I feel that Masugi Ono is a man who remembers what happened at the war, but chooses what to remember and what not to. it's not that he forgot or happened to repress these feelings, but it is the fact that he chooses to bring forth those that he feels benefit him or have purpose, rather than those he wishes not to believe. I think a lot of this has to do with his traditionalist and patriotic stance. I don't think he likes remembering that Japan lost the war, or that with the American presence there that Japanese traditions are being over-shone by Western culture. I think he is worried about the future of his grandchildren, as I see his grasping to be closer to Ichiro and again and again disappointed when Ichiro clasp
s tightly to an American character or way. I think, in a way, he has a certain shame of the "younger generation" that he sees as flawed and changed by the war. "Most things are more complicated than they appear, Mr. Enchi. Young men of your generation see things far too simply (Ishiguro, 113)."

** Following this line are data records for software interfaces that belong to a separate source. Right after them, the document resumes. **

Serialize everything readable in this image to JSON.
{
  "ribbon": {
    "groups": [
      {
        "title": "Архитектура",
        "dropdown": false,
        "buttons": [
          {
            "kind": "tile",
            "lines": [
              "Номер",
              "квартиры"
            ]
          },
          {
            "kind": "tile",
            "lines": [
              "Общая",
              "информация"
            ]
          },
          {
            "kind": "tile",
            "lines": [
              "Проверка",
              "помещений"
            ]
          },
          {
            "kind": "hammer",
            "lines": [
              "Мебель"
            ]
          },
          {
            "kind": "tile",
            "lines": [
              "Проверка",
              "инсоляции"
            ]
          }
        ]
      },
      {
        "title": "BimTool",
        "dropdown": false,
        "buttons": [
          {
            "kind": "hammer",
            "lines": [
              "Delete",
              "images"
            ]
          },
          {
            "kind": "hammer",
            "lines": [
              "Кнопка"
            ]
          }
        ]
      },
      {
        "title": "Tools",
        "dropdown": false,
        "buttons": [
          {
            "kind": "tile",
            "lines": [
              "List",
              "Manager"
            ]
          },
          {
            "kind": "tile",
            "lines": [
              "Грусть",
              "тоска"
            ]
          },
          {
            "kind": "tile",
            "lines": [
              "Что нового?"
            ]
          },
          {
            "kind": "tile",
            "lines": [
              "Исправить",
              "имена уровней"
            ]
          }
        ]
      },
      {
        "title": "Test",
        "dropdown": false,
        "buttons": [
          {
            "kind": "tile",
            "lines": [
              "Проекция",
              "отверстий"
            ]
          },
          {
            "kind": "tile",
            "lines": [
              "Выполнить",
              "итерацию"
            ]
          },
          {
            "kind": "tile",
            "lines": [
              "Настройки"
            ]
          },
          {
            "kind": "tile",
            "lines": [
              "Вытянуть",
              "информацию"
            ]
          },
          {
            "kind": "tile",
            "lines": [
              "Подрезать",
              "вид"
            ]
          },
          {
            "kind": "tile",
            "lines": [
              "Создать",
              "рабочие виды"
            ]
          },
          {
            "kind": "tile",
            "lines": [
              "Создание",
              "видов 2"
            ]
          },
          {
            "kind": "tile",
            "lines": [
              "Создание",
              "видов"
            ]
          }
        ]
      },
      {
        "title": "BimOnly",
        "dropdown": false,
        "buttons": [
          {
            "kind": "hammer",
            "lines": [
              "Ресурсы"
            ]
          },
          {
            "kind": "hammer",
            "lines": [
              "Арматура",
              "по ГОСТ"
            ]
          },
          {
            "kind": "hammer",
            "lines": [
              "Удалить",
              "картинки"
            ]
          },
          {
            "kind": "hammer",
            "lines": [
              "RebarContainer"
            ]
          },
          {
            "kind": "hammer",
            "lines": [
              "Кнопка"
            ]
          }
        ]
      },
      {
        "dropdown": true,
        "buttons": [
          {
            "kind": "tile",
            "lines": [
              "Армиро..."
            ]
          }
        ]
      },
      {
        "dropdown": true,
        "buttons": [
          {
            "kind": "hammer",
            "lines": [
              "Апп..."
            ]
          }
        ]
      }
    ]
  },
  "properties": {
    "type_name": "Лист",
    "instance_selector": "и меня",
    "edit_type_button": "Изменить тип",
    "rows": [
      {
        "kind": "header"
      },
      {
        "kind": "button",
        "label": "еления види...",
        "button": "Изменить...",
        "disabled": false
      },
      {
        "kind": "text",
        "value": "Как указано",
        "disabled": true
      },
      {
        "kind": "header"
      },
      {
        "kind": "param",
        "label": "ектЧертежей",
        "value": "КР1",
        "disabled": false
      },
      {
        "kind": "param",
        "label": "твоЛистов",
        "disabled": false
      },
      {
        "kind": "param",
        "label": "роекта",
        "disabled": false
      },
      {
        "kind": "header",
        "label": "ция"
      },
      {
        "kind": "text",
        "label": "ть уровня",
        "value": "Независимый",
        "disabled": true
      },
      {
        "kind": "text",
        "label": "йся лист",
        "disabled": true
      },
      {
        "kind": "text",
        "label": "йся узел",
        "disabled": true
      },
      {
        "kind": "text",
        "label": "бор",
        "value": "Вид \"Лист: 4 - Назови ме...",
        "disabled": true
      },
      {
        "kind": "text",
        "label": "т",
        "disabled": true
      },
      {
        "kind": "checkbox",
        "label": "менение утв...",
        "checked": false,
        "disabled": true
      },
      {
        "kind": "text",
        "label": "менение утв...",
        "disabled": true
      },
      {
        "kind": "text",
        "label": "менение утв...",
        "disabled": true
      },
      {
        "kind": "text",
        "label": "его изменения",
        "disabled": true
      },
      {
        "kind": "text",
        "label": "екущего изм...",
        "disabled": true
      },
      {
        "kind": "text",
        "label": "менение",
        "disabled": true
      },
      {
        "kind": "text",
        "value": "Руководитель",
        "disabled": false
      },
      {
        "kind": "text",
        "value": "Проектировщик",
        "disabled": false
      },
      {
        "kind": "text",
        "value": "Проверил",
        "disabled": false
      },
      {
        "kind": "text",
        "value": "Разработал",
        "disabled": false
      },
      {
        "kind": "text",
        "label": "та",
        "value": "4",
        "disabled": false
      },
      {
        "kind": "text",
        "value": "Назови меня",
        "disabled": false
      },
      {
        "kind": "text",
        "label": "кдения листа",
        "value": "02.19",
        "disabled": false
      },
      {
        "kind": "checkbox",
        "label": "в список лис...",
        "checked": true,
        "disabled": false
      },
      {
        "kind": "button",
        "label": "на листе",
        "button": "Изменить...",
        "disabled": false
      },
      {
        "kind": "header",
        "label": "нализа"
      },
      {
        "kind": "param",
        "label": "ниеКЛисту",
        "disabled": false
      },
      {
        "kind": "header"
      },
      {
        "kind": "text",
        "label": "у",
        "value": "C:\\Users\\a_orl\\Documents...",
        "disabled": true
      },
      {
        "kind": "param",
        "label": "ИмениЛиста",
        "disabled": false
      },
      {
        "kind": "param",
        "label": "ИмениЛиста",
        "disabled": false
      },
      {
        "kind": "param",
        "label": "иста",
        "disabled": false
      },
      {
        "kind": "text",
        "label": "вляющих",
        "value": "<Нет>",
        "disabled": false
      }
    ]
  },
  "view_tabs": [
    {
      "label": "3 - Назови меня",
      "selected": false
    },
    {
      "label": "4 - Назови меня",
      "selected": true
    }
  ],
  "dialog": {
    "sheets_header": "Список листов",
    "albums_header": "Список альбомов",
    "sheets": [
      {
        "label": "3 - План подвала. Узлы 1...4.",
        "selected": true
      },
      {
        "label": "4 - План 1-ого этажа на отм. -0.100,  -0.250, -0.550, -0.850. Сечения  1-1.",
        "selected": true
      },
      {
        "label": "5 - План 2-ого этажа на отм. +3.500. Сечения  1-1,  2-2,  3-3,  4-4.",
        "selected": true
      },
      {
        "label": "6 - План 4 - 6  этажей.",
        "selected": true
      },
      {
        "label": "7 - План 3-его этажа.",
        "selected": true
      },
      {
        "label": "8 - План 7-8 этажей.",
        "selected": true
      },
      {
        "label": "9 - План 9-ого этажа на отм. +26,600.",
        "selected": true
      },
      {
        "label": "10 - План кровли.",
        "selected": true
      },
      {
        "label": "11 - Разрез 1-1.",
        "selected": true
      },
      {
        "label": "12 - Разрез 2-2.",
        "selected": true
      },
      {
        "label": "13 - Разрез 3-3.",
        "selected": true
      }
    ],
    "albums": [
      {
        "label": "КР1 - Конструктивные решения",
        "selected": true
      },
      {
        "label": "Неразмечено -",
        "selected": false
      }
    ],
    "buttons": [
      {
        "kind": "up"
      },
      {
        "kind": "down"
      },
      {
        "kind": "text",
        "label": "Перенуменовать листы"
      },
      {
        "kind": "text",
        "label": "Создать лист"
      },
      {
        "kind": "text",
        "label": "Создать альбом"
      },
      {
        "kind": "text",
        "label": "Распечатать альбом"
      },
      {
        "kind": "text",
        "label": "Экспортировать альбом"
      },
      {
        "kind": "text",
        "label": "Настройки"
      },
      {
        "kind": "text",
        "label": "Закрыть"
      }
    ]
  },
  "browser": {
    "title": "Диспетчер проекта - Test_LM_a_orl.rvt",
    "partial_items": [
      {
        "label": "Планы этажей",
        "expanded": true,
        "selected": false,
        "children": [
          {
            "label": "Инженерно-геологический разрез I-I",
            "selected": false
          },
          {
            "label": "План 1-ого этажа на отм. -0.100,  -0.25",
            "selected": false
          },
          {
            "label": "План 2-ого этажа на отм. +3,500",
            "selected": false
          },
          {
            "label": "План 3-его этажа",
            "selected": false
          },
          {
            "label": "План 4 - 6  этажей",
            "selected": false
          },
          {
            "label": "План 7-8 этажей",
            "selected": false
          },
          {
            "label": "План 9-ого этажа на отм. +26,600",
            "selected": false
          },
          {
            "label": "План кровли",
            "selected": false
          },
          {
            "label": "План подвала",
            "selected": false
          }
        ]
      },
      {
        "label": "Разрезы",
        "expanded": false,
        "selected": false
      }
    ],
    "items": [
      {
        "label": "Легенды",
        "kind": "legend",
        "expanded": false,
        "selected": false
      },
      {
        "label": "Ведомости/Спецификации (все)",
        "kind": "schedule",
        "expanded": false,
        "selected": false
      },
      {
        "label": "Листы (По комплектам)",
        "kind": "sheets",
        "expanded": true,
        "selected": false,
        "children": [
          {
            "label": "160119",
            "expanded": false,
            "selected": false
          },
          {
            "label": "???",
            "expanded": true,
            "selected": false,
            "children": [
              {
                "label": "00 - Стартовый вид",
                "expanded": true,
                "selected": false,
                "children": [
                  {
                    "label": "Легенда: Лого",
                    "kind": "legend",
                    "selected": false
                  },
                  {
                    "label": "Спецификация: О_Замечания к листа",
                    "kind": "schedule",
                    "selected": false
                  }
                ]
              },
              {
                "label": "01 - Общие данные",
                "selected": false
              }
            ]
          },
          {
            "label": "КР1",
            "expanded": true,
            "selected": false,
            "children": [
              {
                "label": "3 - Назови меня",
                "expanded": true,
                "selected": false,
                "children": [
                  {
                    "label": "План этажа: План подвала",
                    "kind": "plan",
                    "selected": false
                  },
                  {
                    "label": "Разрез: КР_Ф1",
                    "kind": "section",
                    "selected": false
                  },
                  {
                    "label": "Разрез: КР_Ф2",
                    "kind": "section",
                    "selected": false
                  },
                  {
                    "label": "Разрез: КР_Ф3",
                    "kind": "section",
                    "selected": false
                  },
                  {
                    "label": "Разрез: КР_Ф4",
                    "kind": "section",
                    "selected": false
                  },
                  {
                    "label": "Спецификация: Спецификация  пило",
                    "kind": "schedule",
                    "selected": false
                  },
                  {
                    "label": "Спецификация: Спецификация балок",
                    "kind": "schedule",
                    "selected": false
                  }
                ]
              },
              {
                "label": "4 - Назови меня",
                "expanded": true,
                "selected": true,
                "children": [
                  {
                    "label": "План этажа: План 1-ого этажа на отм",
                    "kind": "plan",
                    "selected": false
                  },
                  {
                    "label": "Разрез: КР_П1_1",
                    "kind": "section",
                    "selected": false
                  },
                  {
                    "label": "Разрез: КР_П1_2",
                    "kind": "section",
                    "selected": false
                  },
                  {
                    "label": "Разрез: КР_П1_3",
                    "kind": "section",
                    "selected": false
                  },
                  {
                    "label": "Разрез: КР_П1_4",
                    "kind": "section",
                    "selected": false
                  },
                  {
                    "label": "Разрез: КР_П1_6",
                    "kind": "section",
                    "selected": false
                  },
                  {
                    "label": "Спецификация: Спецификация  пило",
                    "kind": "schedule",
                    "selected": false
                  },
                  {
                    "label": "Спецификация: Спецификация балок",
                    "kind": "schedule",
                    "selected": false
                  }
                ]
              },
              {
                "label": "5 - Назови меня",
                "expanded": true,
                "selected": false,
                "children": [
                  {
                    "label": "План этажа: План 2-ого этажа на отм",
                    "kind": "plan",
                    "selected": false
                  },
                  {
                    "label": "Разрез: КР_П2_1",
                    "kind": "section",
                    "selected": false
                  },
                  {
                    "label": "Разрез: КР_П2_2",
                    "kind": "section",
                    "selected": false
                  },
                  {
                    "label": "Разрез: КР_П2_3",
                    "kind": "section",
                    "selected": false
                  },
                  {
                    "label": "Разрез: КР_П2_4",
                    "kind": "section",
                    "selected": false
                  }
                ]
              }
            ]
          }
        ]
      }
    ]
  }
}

The image I selected is of a Japanese-American mother and her baby on the cover of a book about Japanese treatment in America during the second world war. I thought this would be a good picture to show seeing as the Japanese encountered different, though somewhat similar treatment in the Americas as opposed to in Japan during and right after the war. Pearl Harbor was at the root of many of these negative feelings, but really, there was no excuse for the poor treatment of any people during those tough times. I remember learning about Japanese camps in my US History course in High School and reading the fascinating novel No-No Boy by John Okada. Reading An Artist of the Floating World, made me think back to our studies in that class and Okada's novel (which even takes place in Seattle!).